■ Your objective
Gather all lines in the entries that include the word "name".

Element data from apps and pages

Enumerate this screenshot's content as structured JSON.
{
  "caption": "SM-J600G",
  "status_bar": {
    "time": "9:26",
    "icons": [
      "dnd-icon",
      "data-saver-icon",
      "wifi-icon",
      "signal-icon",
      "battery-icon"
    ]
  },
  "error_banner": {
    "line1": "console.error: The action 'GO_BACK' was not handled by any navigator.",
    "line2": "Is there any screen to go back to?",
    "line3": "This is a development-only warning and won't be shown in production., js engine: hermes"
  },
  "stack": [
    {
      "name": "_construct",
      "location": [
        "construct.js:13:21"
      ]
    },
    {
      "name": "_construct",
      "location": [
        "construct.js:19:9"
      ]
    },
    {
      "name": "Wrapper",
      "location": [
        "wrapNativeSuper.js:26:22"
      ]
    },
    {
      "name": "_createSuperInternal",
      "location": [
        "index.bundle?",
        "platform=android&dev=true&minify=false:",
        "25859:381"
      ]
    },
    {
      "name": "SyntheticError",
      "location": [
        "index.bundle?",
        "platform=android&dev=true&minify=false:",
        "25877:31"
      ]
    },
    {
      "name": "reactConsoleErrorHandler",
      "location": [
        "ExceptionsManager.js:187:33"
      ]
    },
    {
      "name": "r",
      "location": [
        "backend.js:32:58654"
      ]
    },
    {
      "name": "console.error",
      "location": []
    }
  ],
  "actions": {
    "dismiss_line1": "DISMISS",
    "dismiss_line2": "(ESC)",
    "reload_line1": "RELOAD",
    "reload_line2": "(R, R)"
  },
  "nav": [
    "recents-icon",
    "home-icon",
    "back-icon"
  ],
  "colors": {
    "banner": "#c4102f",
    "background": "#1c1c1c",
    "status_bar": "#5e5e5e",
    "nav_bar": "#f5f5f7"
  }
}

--

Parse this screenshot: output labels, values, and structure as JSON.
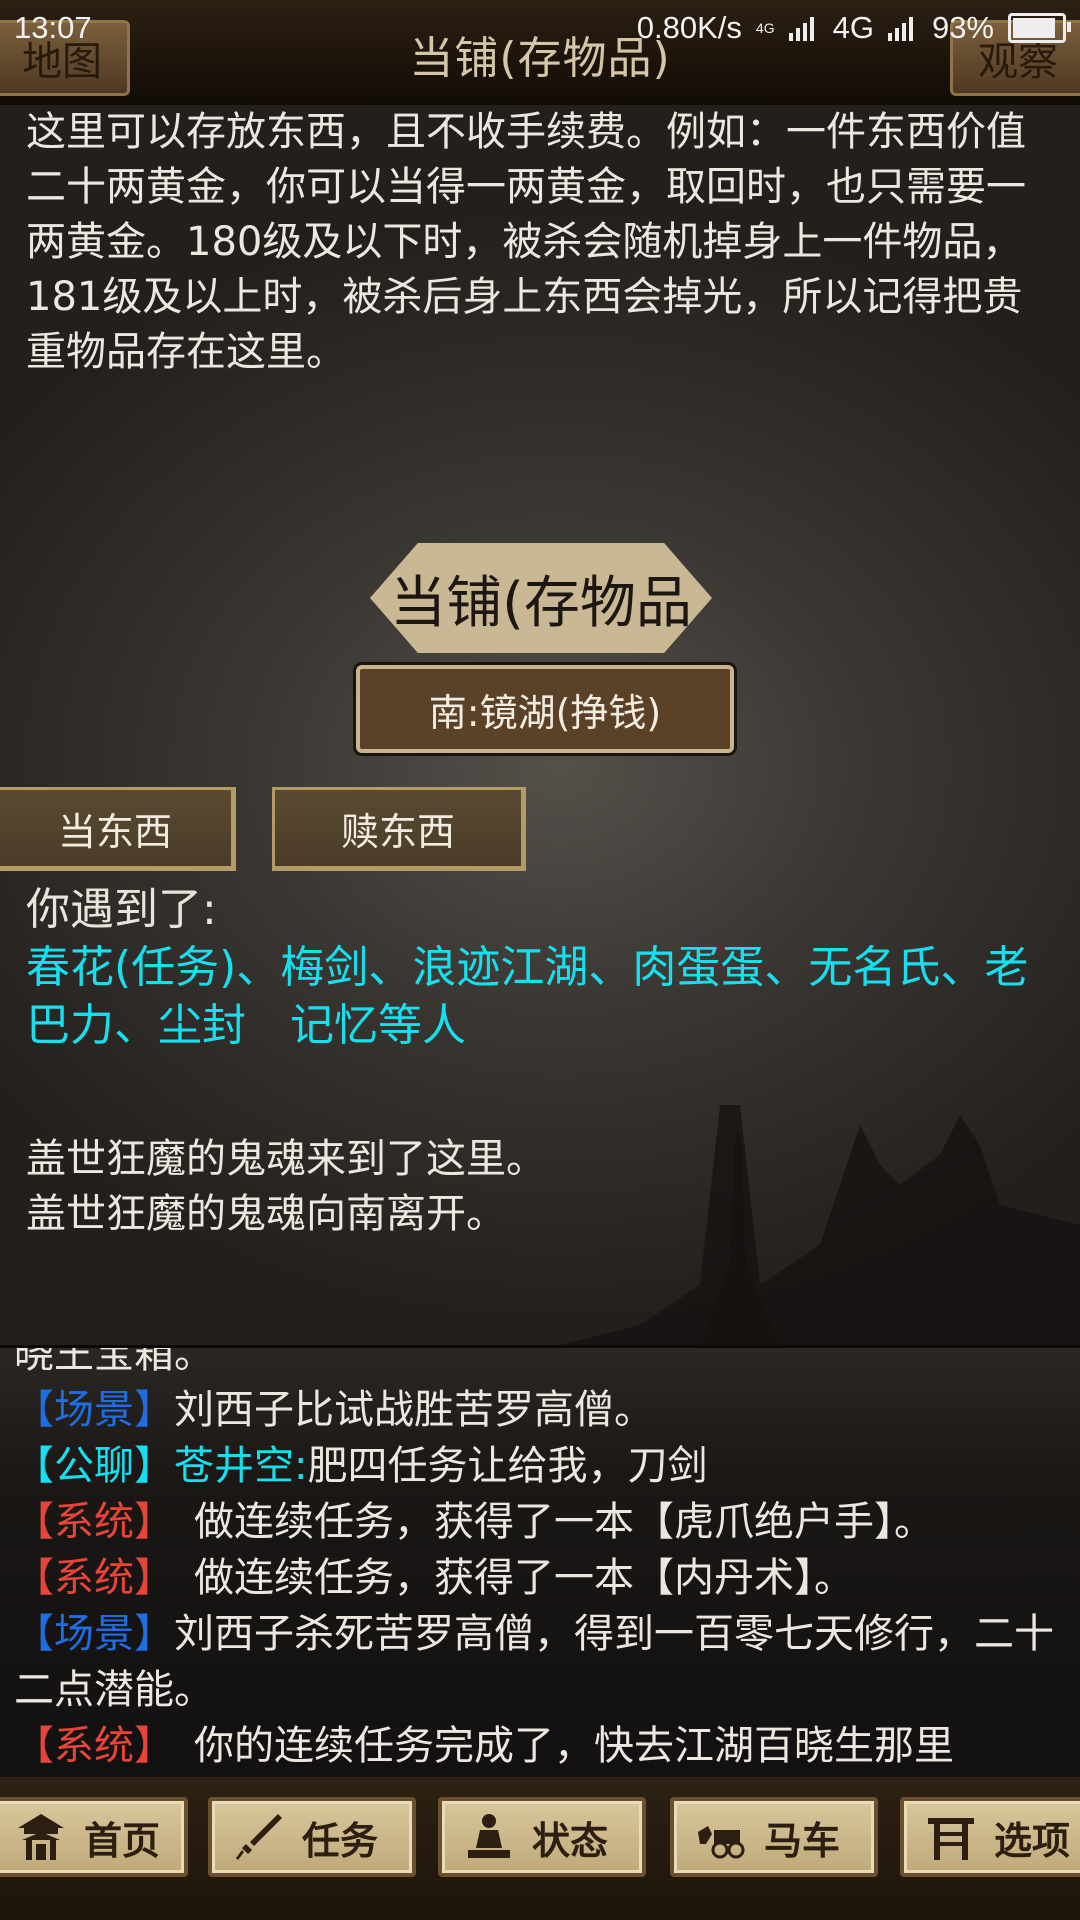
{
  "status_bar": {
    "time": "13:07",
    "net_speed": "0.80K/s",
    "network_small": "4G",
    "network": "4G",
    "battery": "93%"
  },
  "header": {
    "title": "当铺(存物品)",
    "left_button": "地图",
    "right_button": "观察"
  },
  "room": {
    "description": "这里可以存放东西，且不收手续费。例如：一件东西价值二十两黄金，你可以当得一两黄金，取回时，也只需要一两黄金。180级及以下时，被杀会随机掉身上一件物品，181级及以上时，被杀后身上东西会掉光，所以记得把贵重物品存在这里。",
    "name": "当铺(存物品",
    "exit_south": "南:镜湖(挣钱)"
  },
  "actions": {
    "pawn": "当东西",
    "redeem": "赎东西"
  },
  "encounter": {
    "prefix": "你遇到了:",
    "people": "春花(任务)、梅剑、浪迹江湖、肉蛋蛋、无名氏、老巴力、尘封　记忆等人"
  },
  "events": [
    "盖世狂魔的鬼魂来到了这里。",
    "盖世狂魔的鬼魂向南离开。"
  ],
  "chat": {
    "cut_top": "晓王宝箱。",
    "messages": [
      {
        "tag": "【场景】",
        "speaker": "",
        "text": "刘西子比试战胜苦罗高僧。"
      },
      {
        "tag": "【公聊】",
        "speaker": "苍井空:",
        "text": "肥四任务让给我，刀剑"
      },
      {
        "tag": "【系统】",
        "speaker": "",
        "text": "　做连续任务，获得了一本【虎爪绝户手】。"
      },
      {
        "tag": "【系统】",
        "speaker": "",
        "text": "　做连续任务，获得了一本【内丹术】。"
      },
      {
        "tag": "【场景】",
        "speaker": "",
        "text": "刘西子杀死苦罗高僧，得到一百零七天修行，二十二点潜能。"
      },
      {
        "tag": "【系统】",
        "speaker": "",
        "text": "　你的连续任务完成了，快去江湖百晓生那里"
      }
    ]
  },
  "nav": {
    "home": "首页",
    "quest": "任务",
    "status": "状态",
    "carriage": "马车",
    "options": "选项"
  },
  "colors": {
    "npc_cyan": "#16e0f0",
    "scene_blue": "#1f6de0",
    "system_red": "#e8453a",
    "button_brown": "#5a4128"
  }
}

■ Output of the task
      "name": "_construct",
      "name": "_construct",
      "name": "Wrapper",
      "name": "_createSuperInternal",
      "name": "SyntheticError",
      "name": "reactConsoleErrorHandler",
      "name": "r",
      "name": "console.error",
    "name": "当铺(存物品",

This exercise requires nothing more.